a 6ya Technician can help you resolve that issue over the phone in a minute or two.
Best thing about this new service is that you are never placed on hold and get to talk to real repair professionals here in the US. click here to Talk to a Technician (only for users in the US for now) and get all the help you need. Goodluck!
- If you need clarification, ask it in the comment box above.
- Better answers use proper spelling and grammar.
- Provide details, support with references or personal experience.
Tell us some more! Your answer needs to include more details to help people.You can't post answers that contain an email address.Please enter a valid email address.The email address entered is already associated to an account.Login to postPlease use English characters only.
Tip: The max point reward for answering a question is 15.
Try using a standard phone to call your Fax Line
Connect a phone to this Line to test for voice
Disconnect Fax Machine from Phone Line
Reset Fax machine
The Fax machine is supposed to respond to the right tones being sent down the voice line
If it is not responding & all else works then check your Fax settings for "Receiving"
There is nothing wrong with your modem. Comcast charges extra for a second line. Depending on your model of fax machine, there should be both an input ond an output on the back of the fax machine. Plug the fax machine into line 1 on the modem. Then, plug your phone into the input on the back of the fax machine. If you fax does not have both in and out, then you can purchase a "Y" phone line adapter from your local electronics store.
ps. VoIP is a digital line... Facsimiles are analog signals... Sending analog signals over digital lines is not recomended. If you are wondering "why?" (and understand tech jargon) VoIP is sent via UDP, which is a connectionless protocol (does not retransmit dropped packets) Fax machines use TCP, which does resend dropped packets. This variance in Qualiy of Service sometimes cases strange activity such as both lines (sending and receiving) dropping connections, faxes taking a long time to transmit (due to constant resending loops), etc. It does work... kind of. I would just not assume that faxes made it to their destination until it gets confirmed.
If your printer has FAX capabilities. Good way to tell is if you have a phone number pad on the front of your printer.
You must have this connected to a phone line for it to receive a fax. Setup the fax application through your installation CD that came with the Printer/fax machine. Often you set the fax machine to pick up after so many rings. This allows you to leave the printer/fax machine on and gives you time to answer BEFORE the fax machine does. If uncle Bob or Aunt Susie should call to say Hi!
Basically what is happening: You turn on the Printer/Fax machine it sits idle waiting for a phone call. Someone now sends you a fax using your phone number. YOUR printer/fax machine is sitting there listening for the phone to ring. Lets say you have your printer/fax machine setup to answer after 5 rings. After 5 rings, your Printer/fax machine will pick up and listen for signal tones from the the other machine. If it gets these, it will "handshake" and send a confirmation fax tone. Then the data will be transferred and printed out on your machine or held in a fax program for you to print or save later.
It is critical that you do not pickup the phone too early or the two fax machines trying to communicate will fail.

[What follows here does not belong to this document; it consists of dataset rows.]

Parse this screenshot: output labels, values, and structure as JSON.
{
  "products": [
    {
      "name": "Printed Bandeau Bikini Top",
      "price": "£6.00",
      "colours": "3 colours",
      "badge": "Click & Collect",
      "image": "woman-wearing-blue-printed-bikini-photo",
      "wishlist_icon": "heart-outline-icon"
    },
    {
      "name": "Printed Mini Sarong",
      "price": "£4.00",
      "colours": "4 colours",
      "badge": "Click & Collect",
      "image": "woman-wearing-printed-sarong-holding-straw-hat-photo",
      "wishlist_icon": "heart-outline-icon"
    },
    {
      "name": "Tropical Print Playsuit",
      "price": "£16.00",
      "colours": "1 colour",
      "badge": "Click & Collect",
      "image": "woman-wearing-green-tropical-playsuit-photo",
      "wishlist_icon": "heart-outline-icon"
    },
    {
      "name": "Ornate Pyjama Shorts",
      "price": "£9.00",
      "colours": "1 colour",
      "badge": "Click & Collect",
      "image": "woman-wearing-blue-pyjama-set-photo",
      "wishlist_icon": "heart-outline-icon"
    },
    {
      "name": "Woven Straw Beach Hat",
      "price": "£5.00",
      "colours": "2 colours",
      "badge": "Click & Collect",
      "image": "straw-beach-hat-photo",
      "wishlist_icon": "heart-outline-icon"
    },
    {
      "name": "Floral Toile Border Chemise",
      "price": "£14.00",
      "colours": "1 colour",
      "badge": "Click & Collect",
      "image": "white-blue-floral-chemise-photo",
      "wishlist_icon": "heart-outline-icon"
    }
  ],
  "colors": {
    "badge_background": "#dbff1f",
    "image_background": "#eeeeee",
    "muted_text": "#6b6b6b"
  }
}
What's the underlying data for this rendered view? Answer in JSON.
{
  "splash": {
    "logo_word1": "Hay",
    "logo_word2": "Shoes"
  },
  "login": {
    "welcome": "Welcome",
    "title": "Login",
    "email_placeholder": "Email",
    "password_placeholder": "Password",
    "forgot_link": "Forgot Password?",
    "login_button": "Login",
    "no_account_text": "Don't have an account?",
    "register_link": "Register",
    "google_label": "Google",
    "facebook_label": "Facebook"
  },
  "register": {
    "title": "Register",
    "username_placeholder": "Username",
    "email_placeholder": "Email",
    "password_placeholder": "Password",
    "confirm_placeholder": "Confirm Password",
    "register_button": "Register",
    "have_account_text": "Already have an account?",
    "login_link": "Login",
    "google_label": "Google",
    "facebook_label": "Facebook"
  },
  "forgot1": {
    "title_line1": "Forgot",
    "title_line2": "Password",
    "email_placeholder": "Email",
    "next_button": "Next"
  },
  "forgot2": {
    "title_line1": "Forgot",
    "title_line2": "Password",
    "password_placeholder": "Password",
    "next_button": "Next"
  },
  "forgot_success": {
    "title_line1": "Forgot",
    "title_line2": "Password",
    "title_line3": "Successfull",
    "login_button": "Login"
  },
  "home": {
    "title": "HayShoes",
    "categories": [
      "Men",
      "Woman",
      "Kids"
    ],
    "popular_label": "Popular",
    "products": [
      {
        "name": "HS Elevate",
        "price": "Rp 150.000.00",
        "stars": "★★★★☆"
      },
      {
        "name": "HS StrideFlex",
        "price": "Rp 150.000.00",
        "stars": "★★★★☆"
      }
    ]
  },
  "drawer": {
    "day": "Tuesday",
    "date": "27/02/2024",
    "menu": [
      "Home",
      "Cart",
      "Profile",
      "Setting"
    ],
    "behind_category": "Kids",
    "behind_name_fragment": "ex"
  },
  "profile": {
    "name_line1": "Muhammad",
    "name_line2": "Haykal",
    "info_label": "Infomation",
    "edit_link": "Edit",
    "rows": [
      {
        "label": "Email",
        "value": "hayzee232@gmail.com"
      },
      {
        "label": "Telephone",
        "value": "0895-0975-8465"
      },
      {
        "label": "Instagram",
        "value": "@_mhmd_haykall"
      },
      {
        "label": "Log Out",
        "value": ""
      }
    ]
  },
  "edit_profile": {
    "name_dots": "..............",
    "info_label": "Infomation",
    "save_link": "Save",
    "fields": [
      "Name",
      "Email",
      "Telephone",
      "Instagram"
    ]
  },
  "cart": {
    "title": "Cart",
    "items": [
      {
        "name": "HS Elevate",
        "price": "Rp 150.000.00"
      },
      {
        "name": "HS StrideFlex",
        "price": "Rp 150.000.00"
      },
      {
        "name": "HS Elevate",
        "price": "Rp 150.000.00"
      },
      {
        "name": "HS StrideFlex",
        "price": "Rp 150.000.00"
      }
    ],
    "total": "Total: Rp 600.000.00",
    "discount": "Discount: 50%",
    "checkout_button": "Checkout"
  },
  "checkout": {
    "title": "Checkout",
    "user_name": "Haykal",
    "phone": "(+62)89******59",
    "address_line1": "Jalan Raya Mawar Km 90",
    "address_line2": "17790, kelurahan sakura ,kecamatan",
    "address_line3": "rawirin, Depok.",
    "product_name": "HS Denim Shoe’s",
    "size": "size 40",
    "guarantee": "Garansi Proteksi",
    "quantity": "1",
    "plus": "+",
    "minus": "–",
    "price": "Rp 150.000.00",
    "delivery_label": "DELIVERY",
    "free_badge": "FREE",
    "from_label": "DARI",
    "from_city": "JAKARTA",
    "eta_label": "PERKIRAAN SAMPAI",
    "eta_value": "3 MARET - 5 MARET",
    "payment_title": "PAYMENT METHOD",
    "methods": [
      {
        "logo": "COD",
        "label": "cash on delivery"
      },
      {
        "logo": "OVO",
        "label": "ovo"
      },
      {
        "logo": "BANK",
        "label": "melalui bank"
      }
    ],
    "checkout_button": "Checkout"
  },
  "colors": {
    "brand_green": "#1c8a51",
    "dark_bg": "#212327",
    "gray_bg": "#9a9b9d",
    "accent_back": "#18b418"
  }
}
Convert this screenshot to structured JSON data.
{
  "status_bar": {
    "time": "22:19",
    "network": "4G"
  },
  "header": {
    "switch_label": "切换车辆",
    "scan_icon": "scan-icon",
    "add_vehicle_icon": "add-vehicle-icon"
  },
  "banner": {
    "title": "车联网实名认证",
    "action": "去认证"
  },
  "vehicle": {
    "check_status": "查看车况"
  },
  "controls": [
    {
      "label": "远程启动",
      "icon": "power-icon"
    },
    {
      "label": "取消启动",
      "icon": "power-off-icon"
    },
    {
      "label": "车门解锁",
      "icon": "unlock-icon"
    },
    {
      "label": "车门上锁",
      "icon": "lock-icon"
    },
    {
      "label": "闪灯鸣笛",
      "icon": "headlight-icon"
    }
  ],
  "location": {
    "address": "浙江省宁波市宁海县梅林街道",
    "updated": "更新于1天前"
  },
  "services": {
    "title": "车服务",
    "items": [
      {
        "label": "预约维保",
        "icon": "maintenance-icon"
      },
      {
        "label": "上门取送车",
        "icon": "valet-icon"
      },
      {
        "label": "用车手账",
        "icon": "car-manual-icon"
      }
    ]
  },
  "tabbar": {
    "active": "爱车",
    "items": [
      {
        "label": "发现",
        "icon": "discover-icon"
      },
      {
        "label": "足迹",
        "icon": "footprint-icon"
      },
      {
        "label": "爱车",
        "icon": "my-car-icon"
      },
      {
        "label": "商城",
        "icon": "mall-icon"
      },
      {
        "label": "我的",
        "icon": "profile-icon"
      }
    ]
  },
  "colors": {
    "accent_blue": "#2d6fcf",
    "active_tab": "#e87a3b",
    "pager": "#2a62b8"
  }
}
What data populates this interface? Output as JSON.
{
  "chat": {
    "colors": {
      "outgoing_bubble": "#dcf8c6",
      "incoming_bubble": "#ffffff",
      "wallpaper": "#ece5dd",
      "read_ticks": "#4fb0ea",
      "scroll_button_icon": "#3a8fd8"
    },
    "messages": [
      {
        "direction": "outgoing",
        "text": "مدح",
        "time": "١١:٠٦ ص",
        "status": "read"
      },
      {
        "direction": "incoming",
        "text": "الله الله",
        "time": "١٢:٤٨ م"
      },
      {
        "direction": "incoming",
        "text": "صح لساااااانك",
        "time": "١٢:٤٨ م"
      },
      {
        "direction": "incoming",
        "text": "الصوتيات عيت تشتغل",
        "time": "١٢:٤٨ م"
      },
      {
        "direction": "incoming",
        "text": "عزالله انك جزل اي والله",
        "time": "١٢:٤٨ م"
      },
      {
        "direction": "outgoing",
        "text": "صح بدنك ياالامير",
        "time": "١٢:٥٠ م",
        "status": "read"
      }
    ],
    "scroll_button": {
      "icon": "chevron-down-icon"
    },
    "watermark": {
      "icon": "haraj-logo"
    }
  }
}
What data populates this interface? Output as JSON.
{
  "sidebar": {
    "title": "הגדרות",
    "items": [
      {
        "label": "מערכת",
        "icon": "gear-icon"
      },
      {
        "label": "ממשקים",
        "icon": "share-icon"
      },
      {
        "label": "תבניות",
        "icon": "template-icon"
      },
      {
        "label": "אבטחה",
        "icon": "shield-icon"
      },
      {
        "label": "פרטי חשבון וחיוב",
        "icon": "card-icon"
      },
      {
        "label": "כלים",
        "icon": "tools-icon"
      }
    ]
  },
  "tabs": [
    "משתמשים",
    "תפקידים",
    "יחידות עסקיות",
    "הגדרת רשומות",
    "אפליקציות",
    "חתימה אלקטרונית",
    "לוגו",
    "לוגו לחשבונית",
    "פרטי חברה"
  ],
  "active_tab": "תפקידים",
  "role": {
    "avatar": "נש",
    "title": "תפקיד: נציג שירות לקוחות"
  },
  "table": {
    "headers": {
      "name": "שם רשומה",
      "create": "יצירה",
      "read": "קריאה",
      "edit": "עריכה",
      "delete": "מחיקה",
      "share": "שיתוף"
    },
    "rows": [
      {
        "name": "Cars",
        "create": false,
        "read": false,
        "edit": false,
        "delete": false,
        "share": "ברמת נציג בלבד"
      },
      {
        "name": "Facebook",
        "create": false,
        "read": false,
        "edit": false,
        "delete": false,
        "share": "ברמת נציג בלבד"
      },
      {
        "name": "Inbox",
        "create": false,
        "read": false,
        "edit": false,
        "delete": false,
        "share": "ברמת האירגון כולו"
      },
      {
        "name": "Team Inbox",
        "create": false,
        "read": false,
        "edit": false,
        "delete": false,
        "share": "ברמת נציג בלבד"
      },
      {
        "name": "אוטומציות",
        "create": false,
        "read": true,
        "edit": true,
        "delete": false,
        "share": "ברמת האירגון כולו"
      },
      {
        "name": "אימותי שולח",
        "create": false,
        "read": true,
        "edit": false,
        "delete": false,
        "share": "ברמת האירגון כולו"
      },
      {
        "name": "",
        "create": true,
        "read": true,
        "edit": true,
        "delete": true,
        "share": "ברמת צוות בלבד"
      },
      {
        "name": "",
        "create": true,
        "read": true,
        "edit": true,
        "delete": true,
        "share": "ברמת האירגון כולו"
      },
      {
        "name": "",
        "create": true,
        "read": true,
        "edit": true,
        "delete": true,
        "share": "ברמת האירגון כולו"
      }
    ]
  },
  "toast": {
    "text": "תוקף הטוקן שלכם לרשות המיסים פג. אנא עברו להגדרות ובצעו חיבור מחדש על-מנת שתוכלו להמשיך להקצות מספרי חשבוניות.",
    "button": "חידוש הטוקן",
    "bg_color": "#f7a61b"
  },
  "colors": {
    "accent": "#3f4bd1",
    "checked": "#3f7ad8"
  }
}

If you do this, you will hear an awful squeal and a serious of tones. You can often hang up quickly and the two machines will transmit again the handshake signals and resume business as usual.
Short answer: Two fax modems are talking to each other over your phone line to transmit data.
I get calls all the time about fax issues. I work for Comcast and have guided people to the right answers about third party devices. We use a digital connection. Analog is a dying medium. Most calls are concerning HP and Brother but I know others fax machines have had problems too. The new HP machines have a digital setting. HP is aware of digital issues and can help you. It is unfortunate that old fax machines are not digital but a new fax is inexpensive if you wish to buy one. Analog takes up too much space. An example: Six digital television channels can fit in the same space (bandwidth) as one analog. That is why the FCC mandated the change. The same goes for phone lines. I Google almost every problem concerning fax machines and if you go past all the upset comments you will get to the comments that offer remedy. I also wanted everyone to know that a second, no frills fax line from Comcast is very inexpensive and our way of offering a dedicated fax line intead of a distinctive ring fax option.
I believe if you have comcast it is a different signal coming in, you probably bought the package for VOIP capability when Comcast was having that promotion. The phone has to be a regular analog phone line not digital, that is probably your problem. Try changing the settings or line it should solve your problem, or call Comcast to guide you along.